> What this task involves
Each line below is to be copied exactly; images do not go into the copy.

> Records for processing
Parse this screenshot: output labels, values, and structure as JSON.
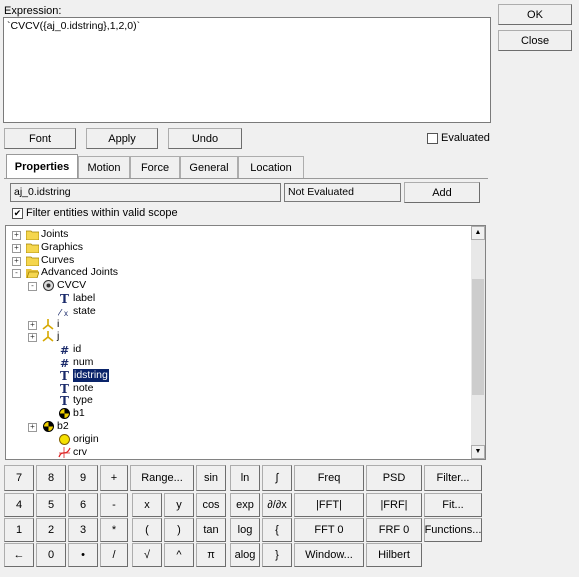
{
  "expression": {
    "label": "Expression:",
    "value": "`CVCV({aj_0.idstring},1,2,0)`"
  },
  "side_buttons": {
    "ok": "OK",
    "close": "Close"
  },
  "toolbar": {
    "font": "Font",
    "apply": "Apply",
    "undo": "Undo",
    "evaluated": "Evaluated"
  },
  "tabs": [
    "Properties",
    "Motion",
    "Force",
    "General",
    "Location"
  ],
  "entity": {
    "value": "aj_0.idstring",
    "status": "Not Evaluated",
    "add": "Add"
  },
  "filter": {
    "label": "Filter entities within valid scope",
    "checked": true
  },
  "tree": [
    {
      "label": "Joints",
      "icon": "folder-icon",
      "expander": "+"
    },
    {
      "label": "Graphics",
      "icon": "folder-icon",
      "expander": "+"
    },
    {
      "label": "Curves",
      "icon": "folder-icon",
      "expander": "+"
    },
    {
      "label": "Advanced Joints",
      "icon": "open-folder-icon",
      "expander": "-"
    },
    {
      "label": "CVCV",
      "icon": "joint-icon",
      "expander": "-"
    },
    {
      "label": "label",
      "icon": "text-T-icon"
    },
    {
      "label": "state",
      "icon": "state-icon"
    },
    {
      "label": "i",
      "icon": "marker-icon",
      "expander": "+"
    },
    {
      "label": "j",
      "icon": "marker-icon",
      "expander": "+"
    },
    {
      "label": "id",
      "icon": "hash-icon"
    },
    {
      "label": "num",
      "icon": "hash-icon"
    },
    {
      "label": "idstring",
      "icon": "text-T-icon",
      "selected": true
    },
    {
      "label": "note",
      "icon": "text-T-icon"
    },
    {
      "label": "type",
      "icon": "text-T-icon"
    },
    {
      "label": "b1",
      "icon": "body-icon"
    },
    {
      "label": "b2",
      "icon": "body-icon",
      "expander": "+"
    },
    {
      "label": "origin",
      "icon": "point-icon"
    },
    {
      "label": "crv",
      "icon": "curve-icon"
    }
  ],
  "keypad": {
    "row1": [
      "7",
      "8",
      "9",
      "+",
      "Range...",
      "sin",
      "ln",
      "∫",
      "Freq",
      "PSD",
      "Filter..."
    ],
    "row2": [
      "4",
      "5",
      "6",
      "-",
      "x",
      "y",
      "cos",
      "exp",
      "∂/∂x",
      "|FFT|",
      "|FRF|",
      "Fit..."
    ],
    "row3": [
      "1",
      "2",
      "3",
      "*",
      "(",
      ")",
      "tan",
      "log",
      "{",
      "FFT 0",
      "FRF 0",
      "Functions..."
    ],
    "row4": [
      "←",
      "0",
      "•",
      "/",
      "√",
      "^",
      "π",
      "alog",
      "}",
      "Window...",
      "Hilbert"
    ]
  },
  "colors": {
    "selection": "#0a246a",
    "folder": "#f5d64e",
    "body": "#f0d000"
  }
}
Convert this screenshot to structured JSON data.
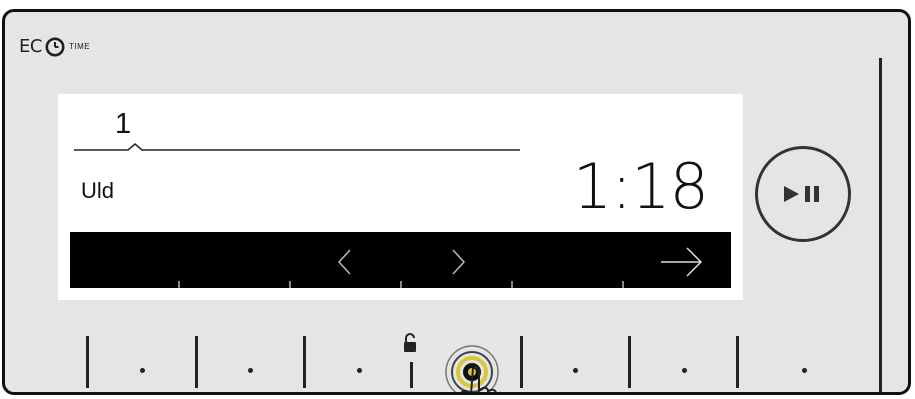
{
  "header": {
    "logo_main": "EC",
    "logo_small": "TIME",
    "logo_icon": "clock-icon"
  },
  "display": {
    "program_number": "1",
    "program_name": "Uld",
    "time_remaining": "1:18",
    "nav_bar": {
      "icons": [
        "chevron-left-icon",
        "chevron-right-icon",
        "arrow-right-icon"
      ]
    }
  },
  "controls": {
    "play_pause_icon": "play-pause-icon",
    "lock_icon": "padlock-icon",
    "touch_icon": "hand-pointer-icon"
  },
  "colors": {
    "panel": "#e4e5e6",
    "screen": "#ffffff",
    "nav_bar": "#000000",
    "yellow_ring": "#d9c63a"
  }
}
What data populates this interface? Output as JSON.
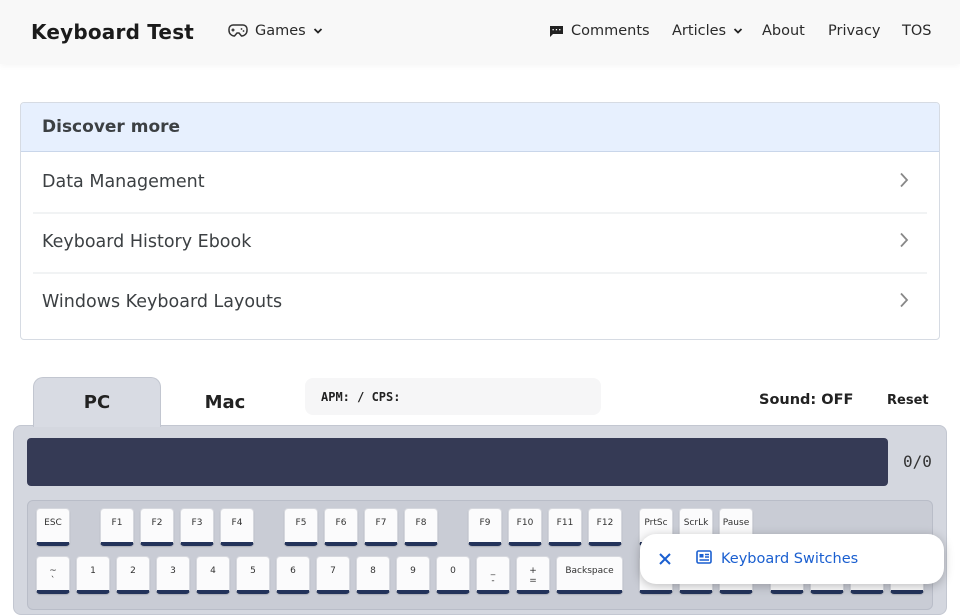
{
  "header": {
    "brand": "Keyboard Test",
    "nav": {
      "games": "Games",
      "comments": "Comments",
      "articles": "Articles",
      "about": "About",
      "privacy": "Privacy",
      "tos": "TOS"
    }
  },
  "discover": {
    "title": "Discover more",
    "items": [
      "Data Management",
      "Keyboard History Ebook",
      "Windows Keyboard Layouts"
    ]
  },
  "tabs": {
    "pc": "PC",
    "mac": "Mac",
    "active": "PC"
  },
  "stats": {
    "label": "APM: / CPS:"
  },
  "sound": "Sound: OFF",
  "reset": "Reset",
  "counter": "0/0",
  "keys": {
    "row1": [
      "ESC",
      "F1",
      "F2",
      "F3",
      "F4",
      "F5",
      "F6",
      "F7",
      "F8",
      "F9",
      "F10",
      "F11",
      "F12",
      "PrtSc",
      "ScrLk",
      "Pause"
    ],
    "row2": [
      "1",
      "2",
      "3",
      "4",
      "5",
      "6",
      "7",
      "8",
      "9",
      "0",
      "Backspace"
    ],
    "tilde_top": "~",
    "tilde_bottom": "`",
    "minus_top": "_",
    "minus_bottom": "-",
    "plus_top": "+",
    "plus_bottom": "="
  },
  "chip": {
    "label": "Keyboard Switches"
  },
  "colors": {
    "accent": "#1a5fd0",
    "display": "#353a55",
    "key_edge": "#23335a",
    "discover_head": "#e7f0fe"
  }
}
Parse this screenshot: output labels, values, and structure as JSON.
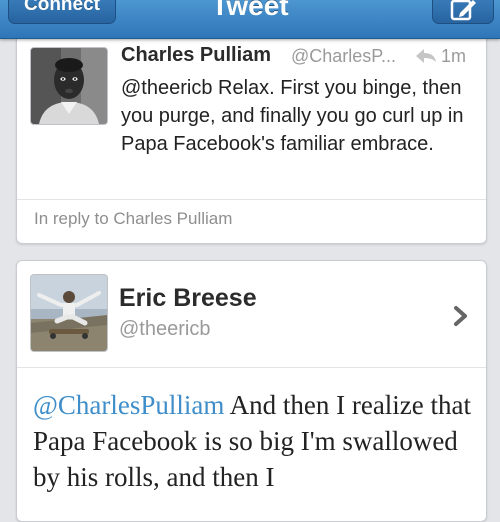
{
  "navbar": {
    "left_button_label": "Connect",
    "title": "Tweet",
    "right_button_icon": "compose-icon"
  },
  "reply_tweet": {
    "author_name": "Charles Pulliam",
    "author_handle": "@CharlesP...",
    "timestamp": "1m",
    "text": "@theericb Relax. First you binge, then you purge, and finally you go curl up in Papa Facebook's familiar embrace.",
    "context": "In reply to Charles Pulliam"
  },
  "main_tweet": {
    "author_name": "Eric Breese",
    "author_handle": "@theericb",
    "mention": "@CharlesPulliam",
    "text": " And then I realize that Papa Facebook is so big I'm swallowed by his rolls, and then I"
  },
  "colors": {
    "navbar": "#3a84c4",
    "mention": "#3f8ec9",
    "background": "#e3e5e8"
  }
}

> Answer to this exercise
Parse this screenshot: output labels, values, and structure as JSON.
{
  "expression": {
    "label": "Expression:",
    "value": "`CVCV({aj_0.idstring},1,2,0)`"
  },
  "side_buttons": {
    "ok": "OK",
    "close": "Close"
  },
  "toolbar": {
    "font": "Font",
    "apply": "Apply",
    "undo": "Undo",
    "evaluated": "Evaluated"
  },
  "tabs": [
    "Properties",
    "Motion",
    "Force",
    "General",
    "Location"
  ],
  "entity": {
    "value": "aj_0.idstring",
    "status": "Not Evaluated",
    "add": "Add"
  },
  "filter": {
    "label": "Filter entities within valid scope",
    "checked": true
  },
  "tree": [
    {
      "label": "Joints",
      "icon": "folder-icon",
      "expander": "+"
    },
    {
      "label": "Graphics",
      "icon": "folder-icon",
      "expander": "+"
    },
    {
      "label": "Curves",
      "icon": "folder-icon",
      "expander": "+"
    },
    {
      "label": "Advanced Joints",
      "icon": "open-folder-icon",
      "expander": "-"
    },
    {
      "label": "CVCV",
      "icon": "joint-icon",
      "expander": "-"
    },
    {
      "label": "label",
      "icon": "text-T-icon"
    },
    {
      "label": "state",
      "icon": "state-icon"
    },
    {
      "label": "i",
      "icon": "marker-icon",
      "expander": "+"
    },
    {
      "label": "j",
      "icon": "marker-icon",
      "expander": "+"
    },
    {
      "label": "id",
      "icon": "hash-icon"
    },
    {
      "label": "num",
      "icon": "hash-icon"
    },
    {
      "label": "idstring",
      "icon": "text-T-icon",
      "selected": true
    },
    {
      "label": "note",
      "icon": "text-T-icon"
    },
    {
      "label": "type",
      "icon": "text-T-icon"
    },
    {
      "label": "b1",
      "icon": "body-icon"
    },
    {
      "label": "b2",
      "icon": "body-icon",
      "expander": "+"
    },
    {
      "label": "origin",
      "icon": "point-icon"
    },
    {
      "label": "crv",
      "icon": "curve-icon"
    }
  ],
  "keypad": {
    "row1": [
      "7",
      "8",
      "9",
      "+",
      "Range...",
      "sin",
      "ln",
      "∫",
      "Freq",
      "PSD",
      "Filter..."
    ],
    "row2": [
      "4",
      "5",
      "6",
      "-",
      "x",
      "y",
      "cos",
      "exp",
      "∂/∂x",
      "|FFT|",
      "|FRF|",
      "Fit..."
    ],
    "row3": [
      "1",
      "2",
      "3",
      "*",
      "(",
      ")",
      "tan",
      "log",
      "{",
      "FFT 0",
      "FRF 0",
      "Functions..."
    ],
    "row4": [
      "←",
      "0",
      "•",
      "/",
      "√",
      "^",
      "π",
      "alog",
      "}",
      "Window...",
      "Hilbert"
    ]
  },
  "colors": {
    "selection": "#0a246a",
    "folder": "#f5d64e",
    "body": "#f0d000"
  }
}
Convert this screenshot to structured JSON data.
{
  "header": {
    "logo_main": "EC",
    "logo_small": "TIME",
    "logo_icon": "clock-icon"
  },
  "display": {
    "program_number": "1",
    "program_name": "Uld",
    "time_remaining": "1:18",
    "nav_bar": {
      "icons": [
        "chevron-left-icon",
        "chevron-right-icon",
        "arrow-right-icon"
      ]
    }
  },
  "controls": {
    "play_pause_icon": "play-pause-icon",
    "lock_icon": "padlock-icon",
    "touch_icon": "hand-pointer-icon"
  },
  "colors": {
    "panel": "#e4e5e6",
    "screen": "#ffffff",
    "nav_bar": "#000000",
    "yellow_ring": "#d9c63a"
  }
}
What data populates this interface? Output as JSON.
{
  "header": {
    "brand": "Keyboard Test",
    "nav": {
      "games": "Games",
      "comments": "Comments",
      "articles": "Articles",
      "about": "About",
      "privacy": "Privacy",
      "tos": "TOS"
    }
  },
  "discover": {
    "title": "Discover more",
    "items": [
      "Data Management",
      "Keyboard History Ebook",
      "Windows Keyboard Layouts"
    ]
  },
  "tabs": {
    "pc": "PC",
    "mac": "Mac",
    "active": "PC"
  },
  "stats": {
    "label": "APM: / CPS:"
  },
  "sound": "Sound: OFF",
  "reset": "Reset",
  "counter": "0/0",
  "keys": {
    "row1": [
      "ESC",
      "F1",
      "F2",
      "F3",
      "F4",
      "F5",
      "F6",
      "F7",
      "F8",
      "F9",
      "F10",
      "F11",
      "F12",
      "PrtSc",
      "ScrLk",
      "Pause"
    ],
    "row2": [
      "1",
      "2",
      "3",
      "4",
      "5",
      "6",
      "7",
      "8",
      "9",
      "0",
      "Backspace"
    ],
    "tilde_top": "~",
    "tilde_bottom": "`",
    "minus_top": "_",
    "minus_bottom": "-",
    "plus_top": "+",
    "plus_bottom": "="
  },
  "chip": {
    "label": "Keyboard Switches"
  },
  "colors": {
    "accent": "#1a5fd0",
    "display": "#353a55",
    "key_edge": "#23335a",
    "discover_head": "#e7f0fe"
  }
}
Parse this screenshot: output labels, values, and structure as JSON.
{
  "navbar": {
    "left_button_label": "Connect",
    "title": "Tweet",
    "right_button_icon": "compose-icon"
  },
  "reply_tweet": {
    "author_name": "Charles Pulliam",
    "author_handle": "@CharlesP...",
    "timestamp": "1m",
    "text": "@theericb Relax. First you binge, then you purge, and finally you go curl up in Papa Facebook's familiar embrace.",
    "context": "In reply to Charles Pulliam"
  },
  "main_tweet": {
    "author_name": "Eric Breese",
    "author_handle": "@theericb",
    "mention": "@CharlesPulliam",
    "text": " And then I realize that Papa Facebook is so big I'm swallowed by his rolls, and then I"
  },
  "colors": {
    "navbar": "#3a84c4",
    "mention": "#3f8ec9",
    "background": "#e3e5e8"
  }
}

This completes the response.